Scan the records for the word "Enter". Copy each line that includes it.

[[ Records shown open ]]

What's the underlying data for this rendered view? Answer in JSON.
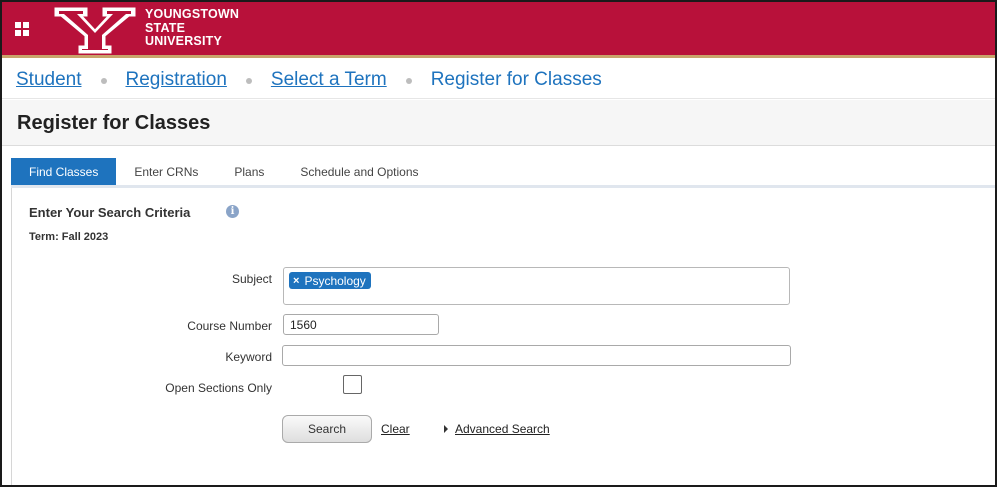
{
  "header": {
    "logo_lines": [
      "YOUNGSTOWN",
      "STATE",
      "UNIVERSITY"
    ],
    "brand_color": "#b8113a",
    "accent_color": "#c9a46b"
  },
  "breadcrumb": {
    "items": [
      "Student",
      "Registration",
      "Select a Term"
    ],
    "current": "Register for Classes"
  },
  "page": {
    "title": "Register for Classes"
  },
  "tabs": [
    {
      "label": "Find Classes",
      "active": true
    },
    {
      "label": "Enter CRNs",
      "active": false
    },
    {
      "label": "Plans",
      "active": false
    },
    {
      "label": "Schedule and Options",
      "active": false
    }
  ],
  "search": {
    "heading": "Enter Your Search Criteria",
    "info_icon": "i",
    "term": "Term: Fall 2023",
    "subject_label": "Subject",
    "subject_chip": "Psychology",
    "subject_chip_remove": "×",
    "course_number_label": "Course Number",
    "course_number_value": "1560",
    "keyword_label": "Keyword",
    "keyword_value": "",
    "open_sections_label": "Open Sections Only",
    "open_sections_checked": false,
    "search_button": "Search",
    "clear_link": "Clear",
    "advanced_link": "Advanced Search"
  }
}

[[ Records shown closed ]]

▶ **Solution to this exercise**
      "label": "Enter CRNs",
    "heading": "Enter Your Search Criteria",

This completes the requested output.